Task statement: Return all the entries exactly, keeping pictures out.

== Data shown ==

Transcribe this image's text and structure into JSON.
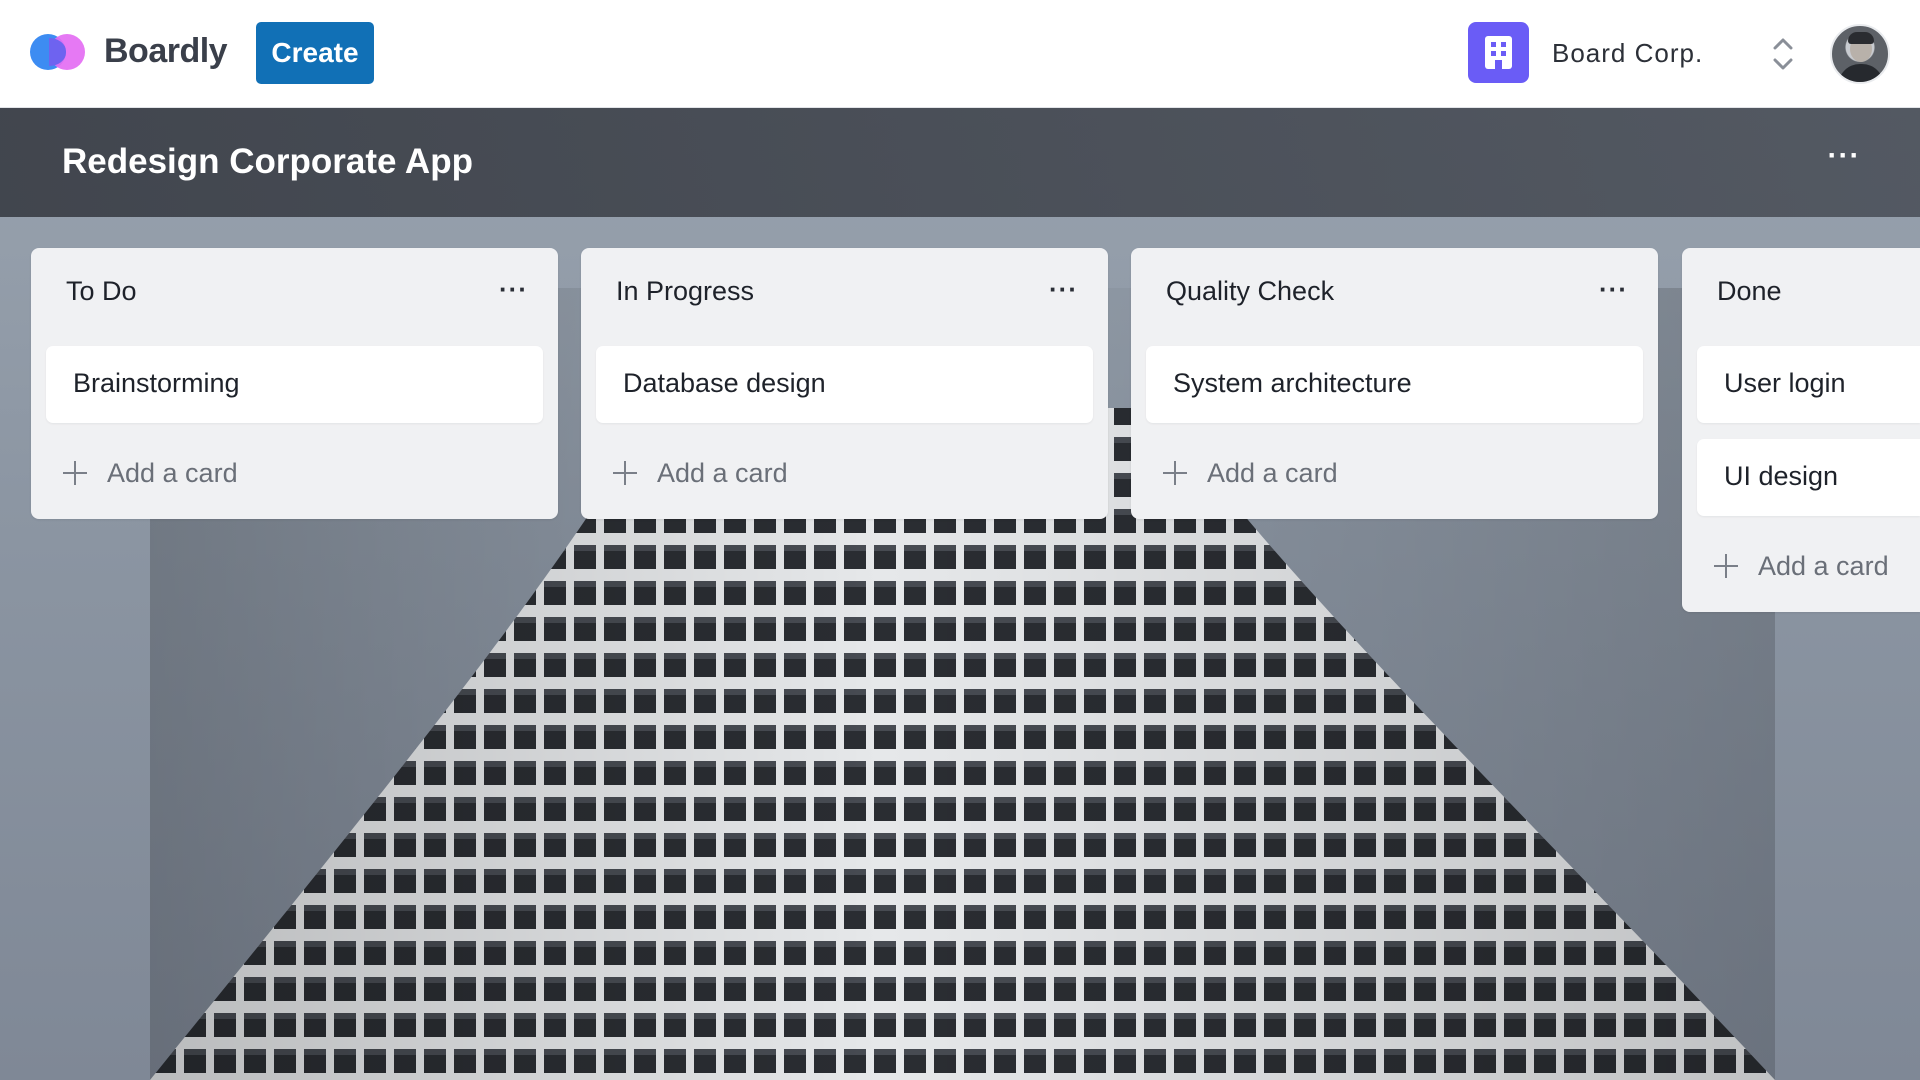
{
  "app": {
    "brand": "Boardly",
    "create_label": "Create",
    "org_name": "Board Corp.",
    "colors": {
      "create_button": "#1170b6",
      "org_icon": "#6a5cf6",
      "logo_blue": "#3d8cf2",
      "logo_pink": "#e46ef3"
    }
  },
  "board": {
    "title": "Redesign Corporate App",
    "menu_label": "···",
    "lists": [
      {
        "title": "To Do",
        "menu_label": "···",
        "cards": [
          "Brainstorming"
        ],
        "add_label": "Add a card"
      },
      {
        "title": "In Progress",
        "menu_label": "···",
        "cards": [
          "Database design"
        ],
        "add_label": "Add a card"
      },
      {
        "title": "Quality Check",
        "menu_label": "···",
        "cards": [
          "System architecture"
        ],
        "add_label": "Add a card"
      },
      {
        "title": "Done",
        "menu_label": "···",
        "cards": [
          "User login",
          "UI design"
        ],
        "add_label": "Add a card"
      }
    ]
  },
  "icons": {
    "logo": "boardly-logo-icon",
    "org": "building-icon",
    "switcher": "chevron-up-down-icon",
    "plus": "plus-icon",
    "menu": "more-horizontal-icon"
  }
}
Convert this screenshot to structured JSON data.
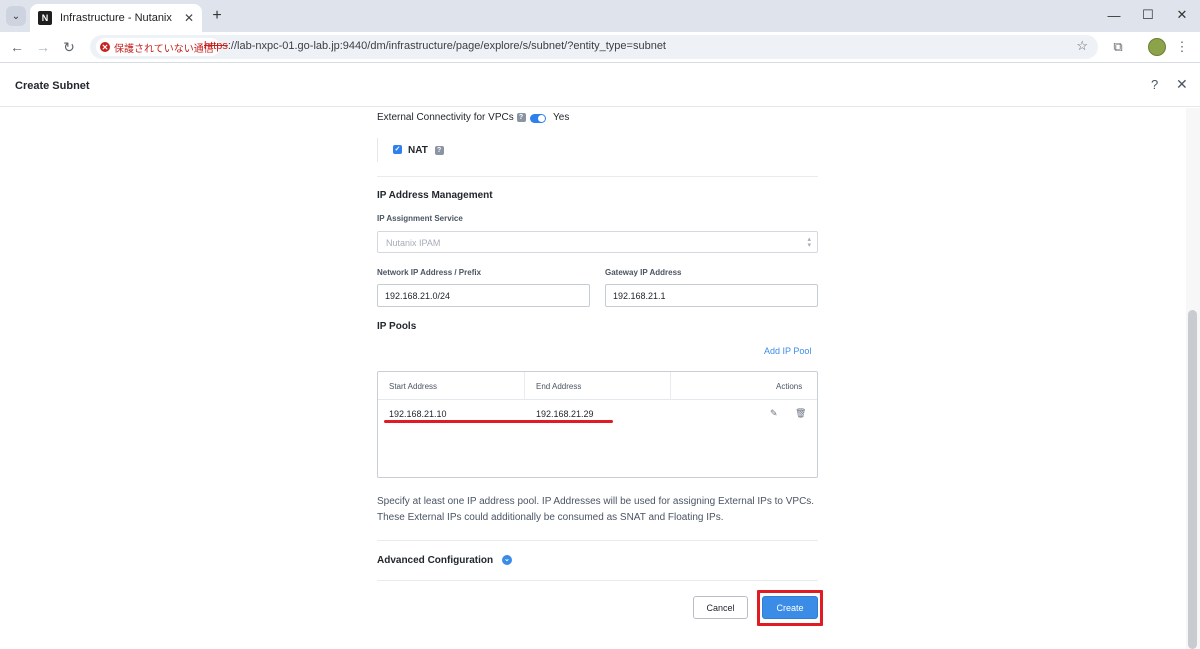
{
  "browser": {
    "tab_title": "Infrastructure - Nutanix",
    "tab_favicon": "N",
    "insecure_label": "保護されていない通信",
    "url_scheme": "https",
    "url_rest": "://lab-nxpc-01.go-lab.jp:9440/dm/infrastructure/page/explore/s/subnet/?entity_type=subnet"
  },
  "modal": {
    "title": "Create Subnet",
    "help": "?",
    "close": "✕"
  },
  "form": {
    "external_connectivity_label": "External Connectivity for VPCs",
    "external_connectivity_value": "Yes",
    "nat_label": "NAT",
    "ipam_title": "IP Address Management",
    "ip_assignment_label": "IP Assignment Service",
    "ip_assignment_value": "Nutanix IPAM",
    "network_label": "Network IP Address / Prefix",
    "network_value": "192.168.21.0/24",
    "gateway_label": "Gateway IP Address",
    "gateway_value": "192.168.21.1",
    "pools_title": "IP Pools",
    "add_pool_link": "Add IP Pool",
    "pools_table": {
      "headers": [
        "Start Address",
        "End Address",
        "Actions"
      ],
      "rows": [
        {
          "start": "192.168.21.10",
          "end": "192.168.21.29"
        }
      ]
    },
    "description": "Specify at least one IP address pool. IP Addresses will be used for assigning External IPs to VPCs. These External IPs could additionally be consumed as SNAT and Floating IPs.",
    "advanced_label": "Advanced Configuration"
  },
  "footer": {
    "cancel_label": "Cancel",
    "create_label": "Create"
  },
  "colors": {
    "accent": "#3b8ce6",
    "highlight": "#e01b24"
  }
}
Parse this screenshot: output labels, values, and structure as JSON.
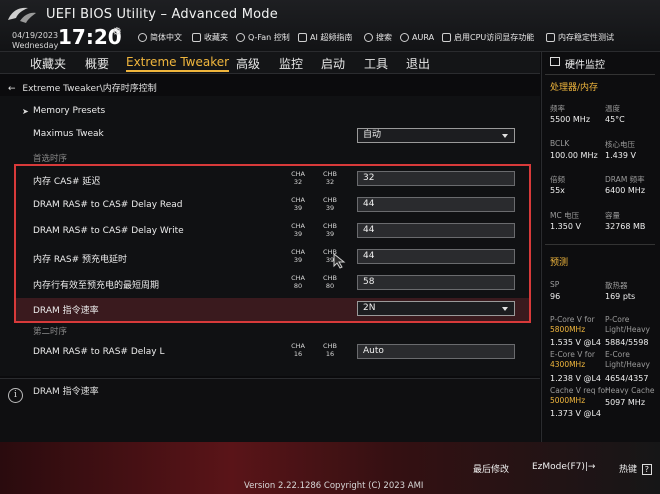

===

Exercise output:
Transcribe this image's text and structure into JSON.
{
  "app": {
    "brand": "Boardly",
    "create_label": "Create",
    "org_name": "Board Corp.",
    "colors": {
      "create_button": "#1170b6",
      "org_icon": "#6a5cf6",
      "logo_blue": "#3d8cf2",
      "logo_pink": "#e46ef3"
    }
  },
  "board": {
    "title": "Redesign Corporate App",
    "menu_label": "···",
    "lists": [
      {
        "title": "To Do",
        "menu_label": "···",
        "cards": [
          "Brainstorming"
        ],
        "add_label": "Add a card"
      },
      {
        "title": "In Progress",
        "menu_label": "···",
        "cards": [
          "Database design"
        ],
        "add_label": "Add a card"
      },
      {
        "title": "Quality Check",
        "menu_label": "···",
        "cards": [
          "System architecture"
        ],
        "add_label": "Add a card"
      },
      {
        "title": "Done",
        "menu_label": "···",
        "cards": [
          "User login",
          "UI design"
        ],
        "add_label": "Add a card"
      }
    ]
  },
  "icons": {
    "logo": "boardly-logo-icon",
    "org": "building-icon",
    "switcher": "chevron-up-down-icon",
    "plus": "plus-icon",
    "menu": "more-horizontal-icon"
  }
}
Convert this screenshot to structured JSON data.
{
  "browser": {
    "tab_title": "Infrastructure - Nutanix",
    "tab_favicon": "N",
    "insecure_label": "保護されていない通信",
    "url_scheme": "https",
    "url_rest": "://lab-nxpc-01.go-lab.jp:9440/dm/infrastructure/page/explore/s/subnet/?entity_type=subnet"
  },
  "modal": {
    "title": "Create Subnet",
    "help": "?",
    "close": "✕"
  },
  "form": {
    "external_connectivity_label": "External Connectivity for VPCs",
    "external_connectivity_value": "Yes",
    "nat_label": "NAT",
    "ipam_title": "IP Address Management",
    "ip_assignment_label": "IP Assignment Service",
    "ip_assignment_value": "Nutanix IPAM",
    "network_label": "Network IP Address / Prefix",
    "network_value": "192.168.21.0/24",
    "gateway_label": "Gateway IP Address",
    "gateway_value": "192.168.21.1",
    "pools_title": "IP Pools",
    "add_pool_link": "Add IP Pool",
    "pools_table": {
      "headers": [
        "Start Address",
        "End Address",
        "Actions"
      ],
      "rows": [
        {
          "start": "192.168.21.10",
          "end": "192.168.21.29"
        }
      ]
    },
    "description": "Specify at least one IP address pool. IP Addresses will be used for assigning External IPs to VPCs. These External IPs could additionally be consumed as SNAT and Floating IPs.",
    "advanced_label": "Advanced Configuration"
  },
  "footer": {
    "cancel_label": "Cancel",
    "create_label": "Create"
  },
  "colors": {
    "accent": "#3b8ce6",
    "highlight": "#e01b24"
  }
}
Parse this screenshot: output labels, values, and structure as JSON.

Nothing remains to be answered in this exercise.